• **Excerpts from an interface dataset**:
BEGIN

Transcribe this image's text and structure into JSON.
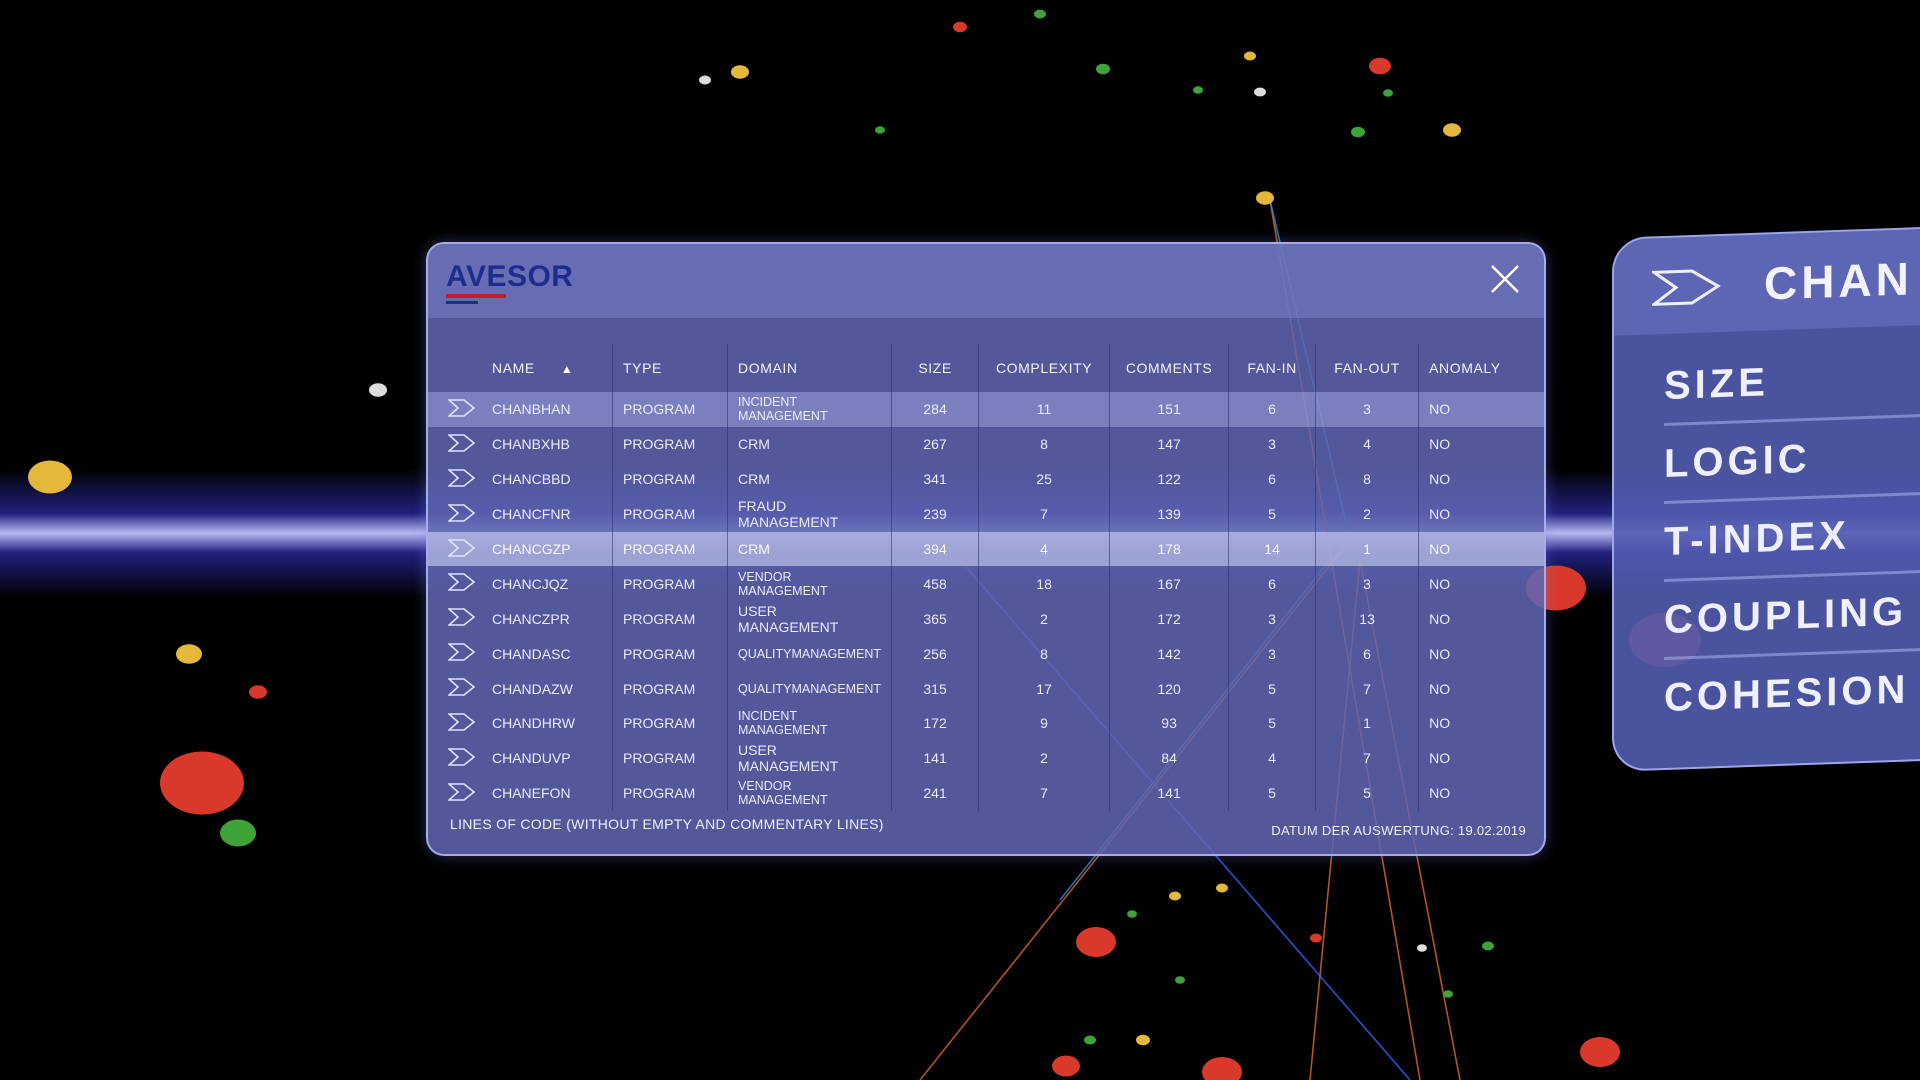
{
  "panel": {
    "logo_text": "AVESOR",
    "columns": [
      "NAME",
      "TYPE",
      "DOMAIN",
      "SIZE",
      "COMPLEXITY",
      "COMMENTS",
      "FAN-IN",
      "FAN-OUT",
      "ANOMALY"
    ],
    "rows": [
      {
        "name": "CHANBHAN",
        "type": "PROGRAM",
        "domain": "INCIDENT MANAGEMENT",
        "size": "284",
        "complexity": "11",
        "comments": "151",
        "fan_in": "6",
        "fan_out": "3",
        "anomaly": "NO"
      },
      {
        "name": "CHANBXHB",
        "type": "PROGRAM",
        "domain": "CRM",
        "size": "267",
        "complexity": "8",
        "comments": "147",
        "fan_in": "3",
        "fan_out": "4",
        "anomaly": "NO"
      },
      {
        "name": "CHANCBBD",
        "type": "PROGRAM",
        "domain": "CRM",
        "size": "341",
        "complexity": "25",
        "comments": "122",
        "fan_in": "6",
        "fan_out": "8",
        "anomaly": "NO"
      },
      {
        "name": "CHANCFNR",
        "type": "PROGRAM",
        "domain": "FRAUD MANAGEMENT",
        "size": "239",
        "complexity": "7",
        "comments": "139",
        "fan_in": "5",
        "fan_out": "2",
        "anomaly": "NO"
      },
      {
        "name": "CHANCGZP",
        "type": "PROGRAM",
        "domain": "CRM",
        "size": "394",
        "complexity": "4",
        "comments": "178",
        "fan_in": "14",
        "fan_out": "1",
        "anomaly": "NO"
      },
      {
        "name": "CHANCJQZ",
        "type": "PROGRAM",
        "domain": "VENDOR MANAGEMENT",
        "size": "458",
        "complexity": "18",
        "comments": "167",
        "fan_in": "6",
        "fan_out": "3",
        "anomaly": "NO"
      },
      {
        "name": "CHANCZPR",
        "type": "PROGRAM",
        "domain": "USER MANAGEMENT",
        "size": "365",
        "complexity": "2",
        "comments": "172",
        "fan_in": "3",
        "fan_out": "13",
        "anomaly": "NO"
      },
      {
        "name": "CHANDASC",
        "type": "PROGRAM",
        "domain": "QUALITYMANAGEMENT",
        "size": "256",
        "complexity": "8",
        "comments": "142",
        "fan_in": "3",
        "fan_out": "6",
        "anomaly": "NO"
      },
      {
        "name": "CHANDAZW",
        "type": "PROGRAM",
        "domain": "QUALITYMANAGEMENT",
        "size": "315",
        "complexity": "17",
        "comments": "120",
        "fan_in": "5",
        "fan_out": "7",
        "anomaly": "NO"
      },
      {
        "name": "CHANDHRW",
        "type": "PROGRAM",
        "domain": "INCIDENT MANAGEMENT",
        "size": "172",
        "complexity": "9",
        "comments": "93",
        "fan_in": "5",
        "fan_out": "1",
        "anomaly": "NO"
      },
      {
        "name": "CHANDUVP",
        "type": "PROGRAM",
        "domain": "USER MANAGEMENT",
        "size": "141",
        "complexity": "2",
        "comments": "84",
        "fan_in": "4",
        "fan_out": "7",
        "anomaly": "NO"
      },
      {
        "name": "CHANEFON",
        "type": "PROGRAM",
        "domain": "VENDOR MANAGEMENT",
        "size": "241",
        "complexity": "7",
        "comments": "141",
        "fan_in": "5",
        "fan_out": "5",
        "anomaly": "NO"
      }
    ],
    "footer_left": "LINES OF CODE (WITHOUT EMPTY AND COMMENTARY LINES)",
    "footer_right": "DATUM DER AUSWERTUNG: 19.02.2019"
  },
  "metrics_menu": {
    "title": "CHAN",
    "items": [
      "SIZE",
      "LOGIC",
      "T-INDEX",
      "COUPLING",
      "COHESION"
    ]
  },
  "colors": {
    "panel": "#5f67b2",
    "accent_red": "#c41e2a",
    "logo_blue": "#1d2d8f",
    "node_red": "#d8392a",
    "node_green": "#3fa33a",
    "node_yellow": "#e4b83a"
  },
  "icons": [
    "close-icon",
    "chevron-right-icon"
  ]
}
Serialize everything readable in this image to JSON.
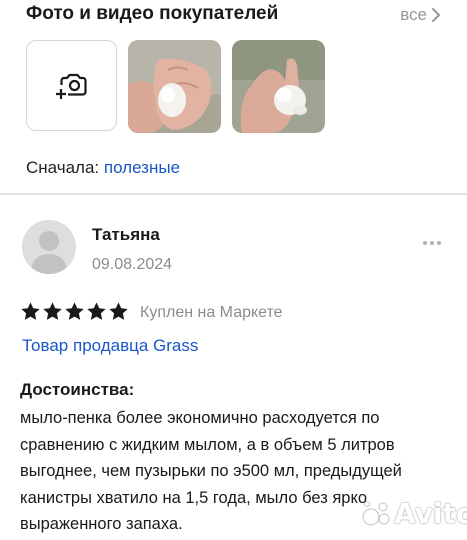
{
  "header": {
    "title": "Фото и видео покупателей",
    "all_label": "все"
  },
  "photos": {
    "add_icon": "add-photo-camera-icon",
    "items": [
      {
        "alt": "фото покупателя 1"
      },
      {
        "alt": "фото покупателя 2"
      }
    ]
  },
  "sort": {
    "label": "Сначала:",
    "value": "полезные"
  },
  "review": {
    "author": "Татьяна",
    "date": "09.08.2024",
    "rating": 5,
    "rating_max": 5,
    "bought_badge": "Куплен на Маркете",
    "seller_link": "Товар продавца Grass",
    "pros_title": "Достоинства:",
    "pros_text": "мыло-пенка более экономично расходуется по сравнению с жидким мылом, а в объем 5 литров выгоднее, чем пузырьки по э500 мл, предыдущей канистры хватило на 1,5 года, мыло без ярко выраженного запаха."
  },
  "watermark": {
    "text": "Avito"
  },
  "colors": {
    "link": "#1a56c6",
    "star": "#1a1a1a",
    "muted": "#8c8c8c",
    "divider": "#e4e4e4"
  }
}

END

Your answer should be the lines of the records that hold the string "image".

Transcribe this image's text and structure into JSON.
Serialize everything readable in this image to JSON.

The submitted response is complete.